After the last meeting of the government and farmers led to positivity and breaking of bread together, it appears that the over month-long deadlock may be resolved on Monday. Sources on both sides have indicated a thaw with a meeting ground on some of the most contentious issues emerging.
The government may well be ready to offer amendments to the MSP and APMC issues in writing.
As per the government and farmer sources, Monday will see a big breakthrough after more than six rounds of talks between the two parties have been held. The sticking points of MSP being retained and APMC may well see a resolution.
In addition, at the 'mandis', the private players who are procuring will not be able to procure below the MSP. The dispute redressal system between the private players and the farmers will not be done by the SDM anymore.
These have been some of the major demands of the farmers. Farmers do not want to be dragged out of their workplaces to run around needlessly to sort out issues.
Moreover, clause 6 which has stirred up heaps of controversy - over no market fee or cess or levy, by whatever name called, under any State APMC Act or any other state law, to be levied on any farmer or trader or electronic trading and transaction platform for trade and commerce in scheduled farmers' produce in a trade area - could well see some resolution.
The two sides have not been able to reach a compromise for over a month as some of the farmer groups have been demanding a repeal of the three farm laws passed by Parliament.

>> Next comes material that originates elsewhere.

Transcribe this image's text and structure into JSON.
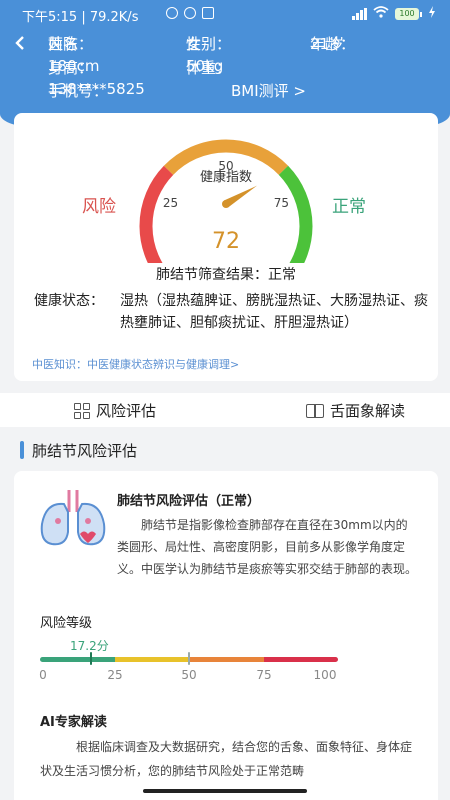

Last week, there were signs of some forward movement as the government accepted two demands of the farmers related to environment and electricity laws.
After the sixth round of talks held earlier this week, Union Agriculture Minister Narendra Tomar assured the farmer union leaders that the government is committed to resolving farmers' problems and both sides need to take steps forward to arrive at an amicable solution.
Tomar assured the farmer unions that MSP and mandi system will continue like before. The demand of the unions for an MSP law and the difference between MSP and market rates for agricultural produce would be referred to a committee when it is constituted.
On the demand for repeal of the farm laws, the minister said that this too can be referred to a committee which will study the constitutional validity and propriety keeping in mind the welfare of farmers.
Regarding the Air Quality Management Ordinance and the Electricity Amendment Bill, Tomar said that suggestions of the farmer unions have been agreed to in principle. Tomar assured the farmers that the government has an open mind and is willing to resolve all issues with clear intentions.
Bhubaneswar, Jan 2 (IANS) The Odisha government on Saturday decided that schools will reopen for Class 10 and Class 12 from January 8.
In a statement, School and Mass Education Department informed that students will be taught for 100 days including Saturdays and Sundays.
Classes will be held for Class 10 students from January 8 to April 26 and Class 12 students will attend their classes from January 8 to April 28.
Notably, the schools have been closed in the state since March 17 due to Covid-19 pandemic situation.
Board of Secondary Education (BSE) will conduct the High School Certificate (HSC) examinations from May 3 to May 15. The Council of Higher Secondary Education (CHSE) will conduct the 12th examinations between May 15 and June 11.
The practical exam of Class 10 students will be held from April 27 to May 2 and Class 12 students will be held from April 29 to May 14, the statement said.
The guidelines issued by the Health and Family Welfare Department and the Special Relief Commissioner (SRC) will be followed strictly at the schools.
The department has released a Standard Operating Procedure (SOP) for the opening of the schools.
It said only the schools outside containment zones shall be allowed to reopen and students, teachers, employees living in containment zones will not be allowed to attend the school.
Online learning will continue to be the preferred mode of teaching and will be encouraged. The students may attend schools with the written consent of parents, the department said.